Part of just one of the shawls




Anne and Kathleen shared talking through the construction and what they hoped we would achieve for the day. They talked about favourite books, ways of  designing and planning and some motif designs were available to get us going if we wished along with the blank graph paper. 


It was a great workshop for me, I had thought long  and hard about what I thought I most needed to know to progress my own lace shawl journey. However, as always you learn things that you didn’t know you even needed to know. I had some motifs with me that I had charted, that I particularly liked and thought I would try and incorporate these into my design. I was certainly noticing much more detail than I had previously about shawl construction. 


Naturally, as with any workshop, the participants all start at the same point and all end up in a variety of places having taken different paths. With 2 tutors  there was little if any waiting for help and Anne and Kathleen were brilliant at answering any question that would help us progress during the day. 


Kate had a very specific focus, she is hoping eventually to reproduce her family shawl that is in the Museum. Anne and Kathleen have been working on this and so could help with the interpretation of one of the motifs that Kate hopes to knit first. It seemed a very complex design with very little ground between the motifs. It is a remarkable item. 


Many in the class were knitting early on, I felt I could knit what I had designed and was more interested in doing more of the design and getting the motifs in suitable positions so concentrated on this and in fact did not knit  anything on the day. It was hard mental work but so rewarding and before the class was over I felt that I had got over my hurdle  to this sort of designing.


I was able to think ahead and see what a mammoth job designing a whole shawl is. I never start actual construction until I have the whole of an item planned and each stage will have undergone several trials, that is how I work and it seems to work for me. 

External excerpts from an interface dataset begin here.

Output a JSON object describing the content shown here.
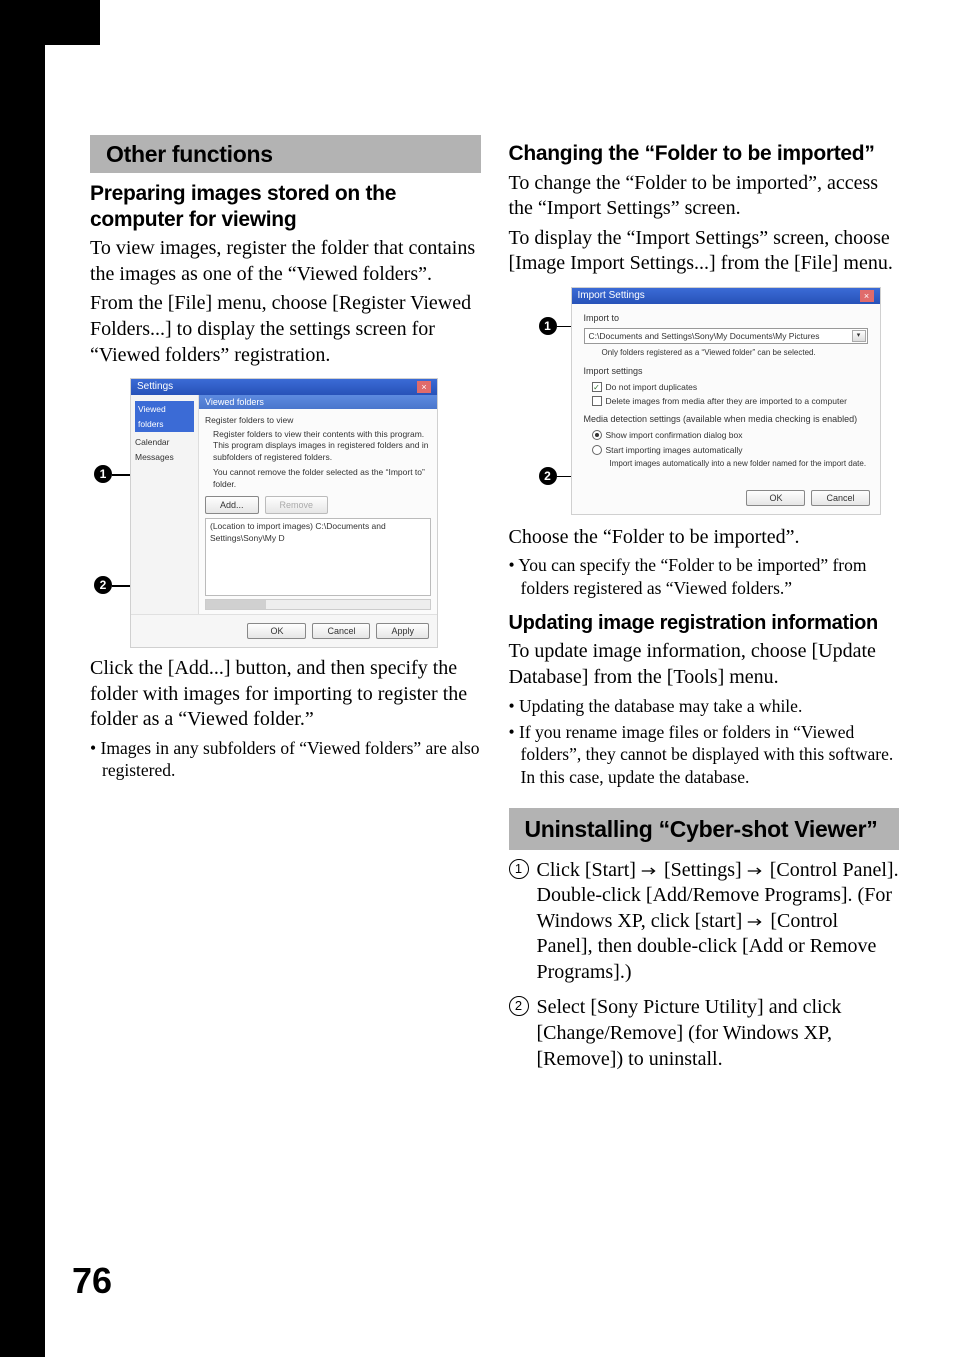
{
  "pageNumber": "76",
  "left": {
    "sectionTitle": "Other functions",
    "subTitle": "Preparing images stored on the computer for viewing",
    "para1": "To view images, register the folder that contains the images as one of the “Viewed folders”.",
    "para2": "From the [File] menu, choose [Register Viewed Folders...] to display the settings screen for “Viewed folders” registration.",
    "para3": "Click the [Add...] button, and then specify the folder with images for importing to register the folder as a “Viewed folder.”",
    "bullet1": "Images in any subfolders of “Viewed folders” are also registered.",
    "shot": {
      "title": "Settings",
      "sidebar": {
        "sel": "Viewed folders",
        "item1": "Calendar",
        "item2": "Messages"
      },
      "panelHead": "Viewed folders",
      "groupTitle": "Register folders to view",
      "desc1": "Register folders to view their contents with this program.",
      "desc2": "This program displays images in registered folders and in subfolders of registered folders.",
      "desc3": "You cannot remove the folder selected as the “Import to” folder.",
      "addBtn": "Add...",
      "removeBtn": "Remove",
      "locationLabel": "(Location to import images) C:\\Documents and Settings\\Sony\\My D",
      "okBtn": "OK",
      "cancelBtn": "Cancel",
      "applyBtn": "Apply"
    }
  },
  "right": {
    "sub1": "Changing the “Folder to be imported”",
    "para1a": "To change the “Folder to be imported”, access the “Import Settings” screen.",
    "para1b": "To display the “Import Settings” screen, choose [Image Import Settings...] from the [File] menu.",
    "shot": {
      "title": "Import Settings",
      "importTo": "Import to",
      "path": "C:\\Documents and Settings\\Sony\\My Documents\\My Pictures",
      "note": "Only folders registered as a “Viewed folder” can be selected.",
      "importSettings": "Import settings",
      "chk1": "Do not import duplicates",
      "chk2": "Delete images from media after they are imported to a computer",
      "mediaDetect": "Media detection settings (available when media checking is enabled)",
      "radio1": "Show import confirmation dialog box",
      "radio2": "Start importing images automatically",
      "radio2note": "Import images automatically into a new folder named for the import date.",
      "okBtn": "OK",
      "cancelBtn": "Cancel"
    },
    "para2": "Choose the “Folder to be imported”.",
    "bullet2": "You can specify the “Folder to be imported” from folders registered as “Viewed folders.”",
    "sub2": "Updating image registration information",
    "para3": "To update image information, choose [Update Database] from the [Tools] menu.",
    "bullet3a": "Updating the database may take a while.",
    "bullet3b": "If you rename image files or folders in “Viewed folders”, they cannot be displayed with this software. In this case, update the database.",
    "sectionTitle2": "Uninstalling “Cyber-shot Viewer”",
    "step1a": "Click [Start] ",
    "step1b": " [Settings] ",
    "step1c": " [Control Panel]. Double-click [Add/Remove Programs]. (For Windows XP, click [start] ",
    "step1d": " [Control Panel], then double-click [Add or Remove Programs].)",
    "step2": "Select [Sony Picture Utility] and click [Change/Remove] (for Windows XP, [Remove]) to uninstall."
  }
}
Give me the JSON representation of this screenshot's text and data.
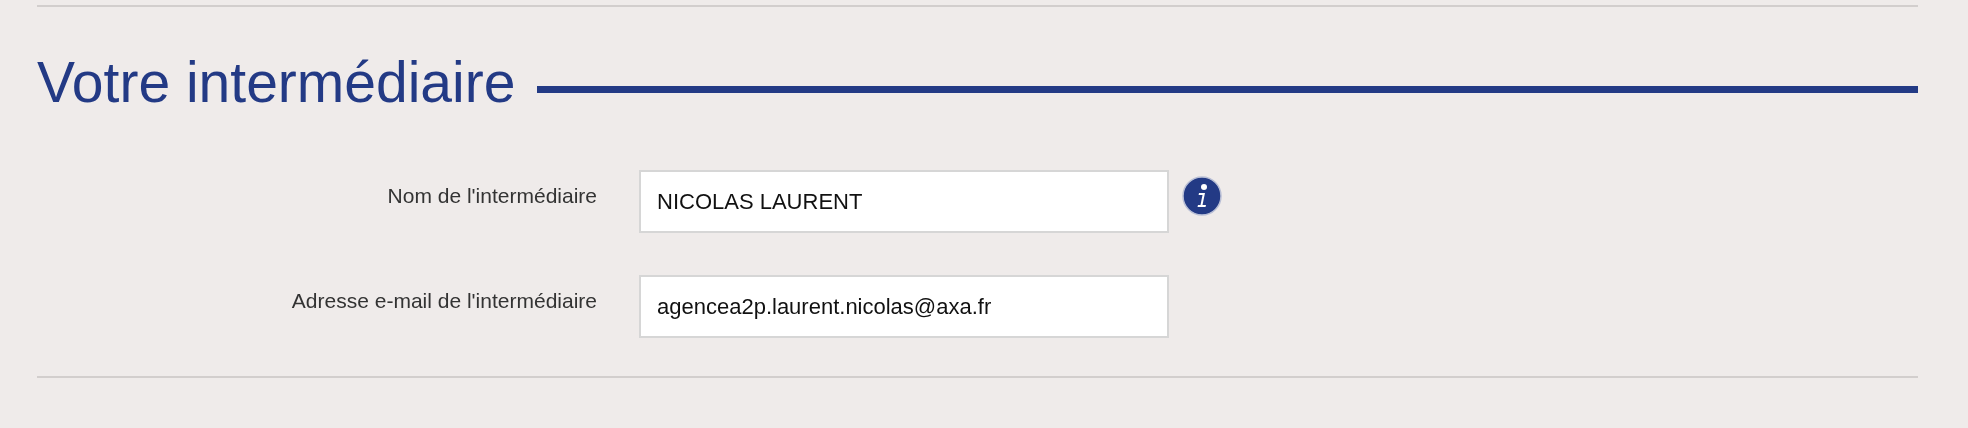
{
  "section": {
    "title": "Votre intermédiaire"
  },
  "fields": [
    {
      "label": "Nom de l'intermédiaire",
      "value": "NICOLAS LAURENT",
      "info": true
    },
    {
      "label": "Adresse e-mail de l'intermédiaire",
      "value": "agencea2p.laurent.nicolas@axa.fr",
      "info": false
    }
  ]
}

Some of my designing on the day and a couple of great Shetland Lace Knitting  books




It was a great class and I would happily have spent the whole week doing the same class. Now I am home I need to find time for that  the week (or several) to complete the design. 


Soon after 5.00 when the class ended I left my bag of books etc in Kate’s camper van and we walked down to the Dowry where we were booked in for dinner. M was already there waiting for us. We were meeting some friends from a previous wool week and then four of us were going on to Oliver’s talk at Mareel. (4) Unfortunately the friends had to pull out of the meal at the last minute for health reasons. We never did catch up with them last year, so will try and meet up at the next wool week that we are both at. 

Mareel seats more than the lecture theatre in the  museum and this extra seating was needed. Oliver was well prepared and gave a great talk on ‘A Journey with Shetland Oo’. He is an excellent speaker, could be heard easily, kept to the topic and of course is always entertaining. Wool Week would not be happening without him and it was a fitting  tribute that he was chosen to be patron in this 10th anniversary year. 


When we got back to the campsite I got my spinning wheel ready for tomorrow, it was in for a special treat. We decided to attach the thicker half of the quilt to the current layer we were using. Never before have we not used it’s full thickness during all of our time in Shetland in the autumn, it had been unusually  mild this year. 


  1. Anne and Kathleen are heavily involved in the current lace knitting research being carried out at the Museum. More about this in the post about Thursday 3 October.
  2. Jamieson and Smith now sell Worsted spun Shetland Supreme 1 ply yarn 1/16NM
  3. An example of this is shown in one of my shawls I photographed in the Viking Longhouse last Thursday which can be seen in the post of 12 Dec19 
  4. Each year the patron of Wool Week gives a talk on the Monday evening.

No comments:

Post a comment